Vietnam: Ethnic Minority Children are Disproportionately Undernourished
“Persistent Malnutrition in Ethnic Minority Communities of Vietnam: Issues and Options or Policy and Interventions” finds that 1 in 3 children of ethnic minorities in Vietnam suffer from stunting,while 1 in 5 are underweight.To address this, the report calls for a tailored and innovative approach that takes into account the unique geographical and cultural challenges facing this group.
“Despite Vietnam’s impressive progress in reducingthe overall rate of undernutrition over the past two decades, ethnic minority children still lag behind, and the disparity is widening,” said Ousmane Dione, World Bank Country Director for Vietnam. “The next phase of efforts on undernutrition should be more targeted, concentrating on the provinces with the highest burdens, to create a breakthrough.”
Because the window of opportunity for adequate nutrition for optimal health and physical and cognitive development is short, spanning the first 1,000 days of life, any undernutrition occurring during this period can lead to extensive and largely irreversible damage to physical growth and brain development. The report stresses that interventions to improve nutritional outcomes must focus on this age group and women of child bearing age. 
The report notes that among ethnic minorities, only 39 percent of children aged 6-23 months received a nutritionally adequate diet.Meanwhile, just 32.7 percent of mothers aged 15-49 made prenatal care visits whereby they were provided with essential vitamins and minerals,and nutrition counseling. 
The report stresses that cultural norms play a significant role. Early marriage and adolescent pregnancy are still common among ethnic minority women, with 23.9 percent starting child-bearing between the age of 15 and 19. Equally important is the reluctanceofmany members of communities toparticipate in preventive and curative health services. 
Ultimately, child undernutrition is rooted in poverty. Ethnic minority groups in Vietnam, which made up 14 percent of the country’s population but accounted for 73 percent of the poor in 2016. 
The report proposeskey steps that Vietnam can take to improve nutritional outcomes for ethnic minority children:
Build a strong and more coordinated partnership for nutritionwithhigh-level government leadership and a well-functioning coordination among stakeholders.
Secure adequate financing for nutrition.Adequate funding should beallocated to programs with the greatest evidence of effectiveness. Provinceswith the highest burdens of malnutrition should have access to fast-track or direct funding schemes.
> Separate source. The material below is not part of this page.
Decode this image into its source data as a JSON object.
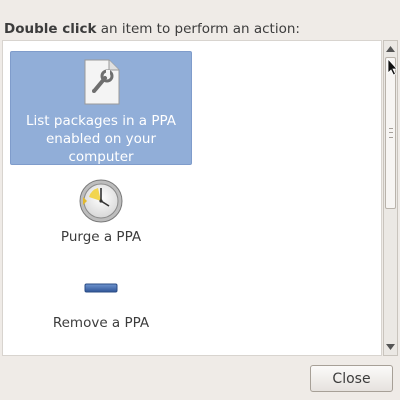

Implement at scale well-proven direct nutrition interventions. Identify and scale up the delivery of a comprehensive package of high-impact, household-level interventions during the first 1,000 days from pregnancy to infancy, coupled with culturally sensitive social behavioral change and communicationactivities. 
Address the underlying determinants of undernutrition through multisectoral approaches. Formally recognize tackling undernutrition as a priority in the National Target Program. Expand access to package of adolescent, maternal, and child health services. Increase the access of ethnic minorities populations to improved water, sanitation, and hygiene. Encourage and incentivize girl students to enroll in and complete upper secondary schools. Expand the cash transfer program to effectively target and reach the poorest ethnic minority families with pregnant women, infants, and young children during the critical 1,000-day window of opportunity.

DIEP NGUYEN